Then, the middle years. Somewhere between 11th grade, through college, and to this day. The years when when hobby and interests turn to passion and mission. When values and ideologies and philosophies are tested and changed. Or affirmed. A love. Vows, to a mate of a lifetime and vows to his country. And there are the dogs. Oh, the dogs that always seem to find a home in a Keyser pad. The decision to be a healer and a soldier. A leader of men and women. Between the studies, the weddings, the funerals, the contracts, the moves from base to base, the training, city to city, and hospital to hospital, we find ourselves here.
In these few days we did what we do. We talked about being human, being an American, a citizen. Politics and fast cars. Healthcare from the perspective of healers and administrators and advocates. We journeyed through the broken years and the moments and the days that have healed along the way. We laughed at the stories and how they are colorfully garnished with time. Watched a movie, and then another, and then another. Shared time in worship and song. We visited wineries and tasting rooms that line the hills and valleys of this pristine state. We offered our own tasting notes and made fun of the ones penned by others whose taste is something of another planet or palate (“graphite?). We placed targets along a pulley at a gun range and tested our skills and then watched my own Bonnie and Clyde at work. We went to the woods and gathered and chopped wood and built a fire and watched it light up the cool Washington night while the dogs chased and tirelessly played. Cheese and fruit and a bottle of Syrah. We walked through the personalities and the eccentricities of those we love and those we acquaint. We rested.
Then came time to leave. Breakfast and coffee. Small talk. A ride into the city and to the airport. A nervous look around the car for things forgotten just to add seconds or minutes. They never knew. An embrace and parting words like those as if returning in days. I walked into to a terminal full of hurried bodies. A glance back and the little Honda was gone. The tears find their release and the deep breaths keeps them at bay.
I don’t know if I have ever actually said those indelible parent’s words, “All grown up now.” But today, of all days, I find myself quietly offering them as my attention is fixed on the pictures on my phone while ignoring the TSA agent patiently motioning me through PreCheck, as if she knew.

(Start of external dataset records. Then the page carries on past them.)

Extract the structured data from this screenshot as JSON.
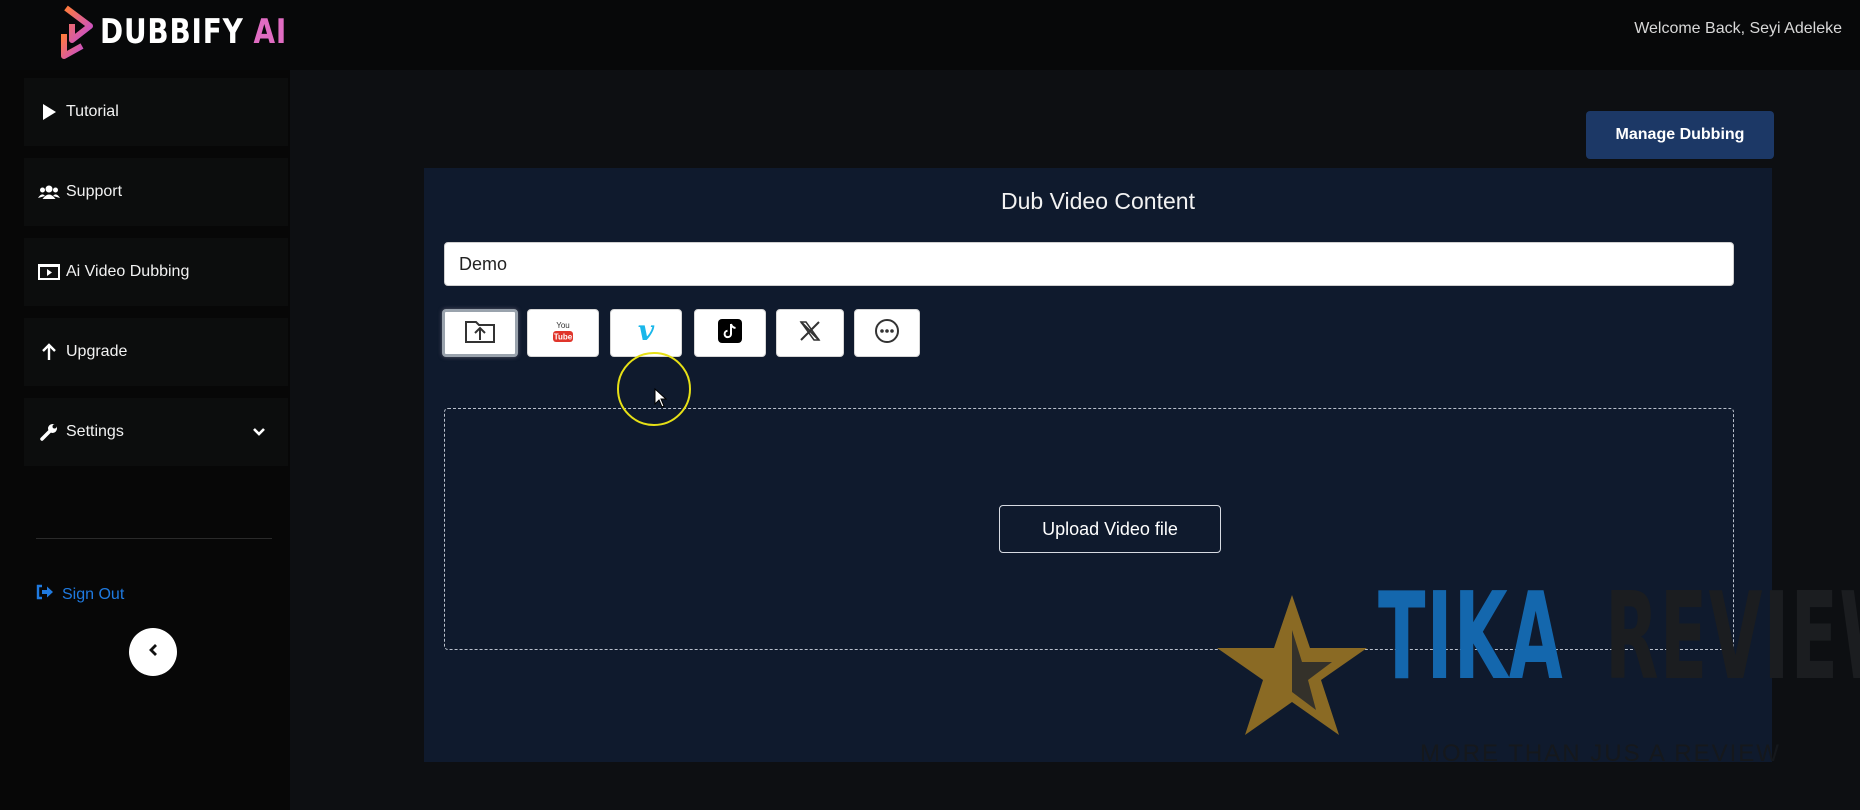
{
  "header": {
    "logo_text_1": "DUBBIFY",
    "logo_text_2": "AI",
    "welcome": "Welcome Back, Seyi Adeleke"
  },
  "sidebar": {
    "items": [
      {
        "label": "Tutorial",
        "icon": "play-icon"
      },
      {
        "label": "Support",
        "icon": "users-icon"
      },
      {
        "label": "Ai Video Dubbing",
        "icon": "video-icon"
      },
      {
        "label": "Upgrade",
        "icon": "arrow-up-icon"
      },
      {
        "label": "Settings",
        "icon": "wrench-icon"
      }
    ],
    "sign_out": "Sign Out"
  },
  "main": {
    "manage_button": "Manage Dubbing",
    "card_title": "Dub Video Content",
    "title_input_value": "Demo",
    "sources": [
      {
        "name": "upload",
        "icon": "upload-folder-icon",
        "active": true
      },
      {
        "name": "youtube",
        "icon": "youtube-icon",
        "label": "You Tube"
      },
      {
        "name": "vimeo",
        "icon": "vimeo-icon",
        "label": "v"
      },
      {
        "name": "tiktok",
        "icon": "tiktok-icon"
      },
      {
        "name": "x",
        "icon": "x-icon",
        "label": "X"
      },
      {
        "name": "more",
        "icon": "more-icon"
      }
    ],
    "upload_button": "Upload Video file"
  },
  "watermark": {
    "word1": "TIKA",
    "word2": "REVIEW",
    "tagline": "MORE THAN JUS A REVIEW"
  },
  "colors": {
    "accent_blue": "#1c3866",
    "link_blue": "#1f7ae0",
    "card_bg": "#0f1a2d",
    "cursor_ring": "#e6e016"
  }
}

To our beautiful Jenny—I love you. And I love the way you are.
Logan—I love you with a full heart and thank God every day for the treasure that is you.
“Godspeed, Little Man.”